Australia: Thousands march against Invasion Day celebrations
By Lucy Mae Beers and Ollie Gillman and Max Margan, Daily Mail, Jan 26, 2017
A fight has erupted between police and thousands protesting ‘Invasion Day’ after a man allegedly tried to set fire to a flag.
Protesters draped in Aboriginal flags marched through Ultimo in Sydney on Australia Day, labelling the arrival of the First Fleet in 1788 as a ‘day of killing’.
Shocking footage shows an officer grabbing a protester around the waist and pushing him to the ground as another leaps at his face with smoke surrounding them.
Other protesters were brandishing poles and some were seen trying to swat away smoke with items of clothing.
One protester was arrested after allegedly setting fire to a flag, with police using a fire extinguisher to put out a small blaze.
Police said they were questioning a 20-year-old in relation to an ‘isolated incident in an otherwise peaceful demonstration’.
One officer was injured in the alleged scuffle and has been taken to hospital, according to ABC News.
New South Wales Premier Gladys Berejiklian denounced the violence and said she was ‘disappointed’ with the day’s proceedings.
‘We have a democracy and everyone has a right to protest, but today is celebrating everything that brings us together, and I think most people would feel extremely disappointed at what they have seen today,’ she said, according to the publication.
‘It’s not acceptable to do that on a day like today, however please feel free to express your views.’
Before the protest turned violent, the crowd, many draped in Aboriginal flags, gathered in Redfern where they heard speeches denouncing the celebration of Australia Day, which many indigenous people call ‘Invasion Day’.
Several thousand people, chanting slogans such as ‘Always was, always will be, Aboriginal land’ marched through the inner city.
‘It is a national disgrace to have a holiday on Australia Day – a day which marked the beginning of genocide’, organiser Dave Bell told the crowd.
‘There’s a lot of sadness attached to that day. Let’s all sit down together and come up with a day which will help us move forward.’
Greens Senator Lee Rhiannon tweeted that 10,000 people took part in the march – but police only confirmed ‘thousands’ had attended.
One shirtless man joined the protesters with ‘f*** Aussie pride’ scrawled on his bare back.
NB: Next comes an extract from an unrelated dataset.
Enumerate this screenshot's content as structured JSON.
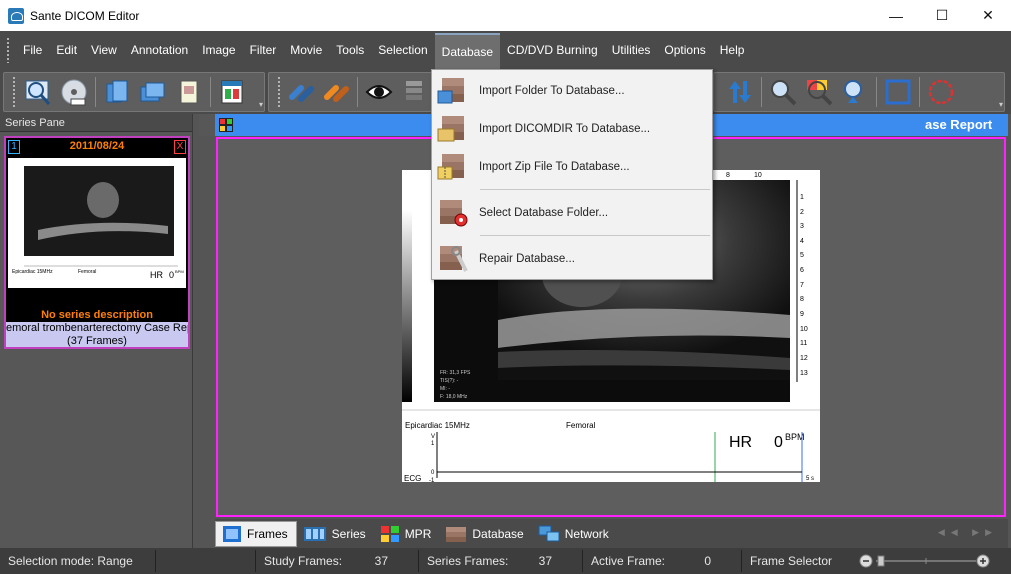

As well as the protest in Sydney, 3,000 people gathered at Parliament House in Melbourne before the crowd swelled, gathering numbers as it moved to the official Australia Day parade route that had finished half an hour earlier.
‘We don’t celebrate September 11, we don’t celebrate Hiroshima – it’s pretty stupid to celebrate today,’ Michael Polanske said at the march.
People also marched to protest Australia Day in Hobart and Brisbane, drawing enormous crowds.
In Canberra, hundreds of protesters marched from the Aboriginal tent embassy to the doors of Parliament House yelling: ‘Always was, always will be, Aboriginal land.’
They then sat outside the front doors of the building for an hour, calling for a treaty as a line of police formed a guard blocking the entrance.
‘What do we want? Treaty. What have we got? F*** all,’ they chanted.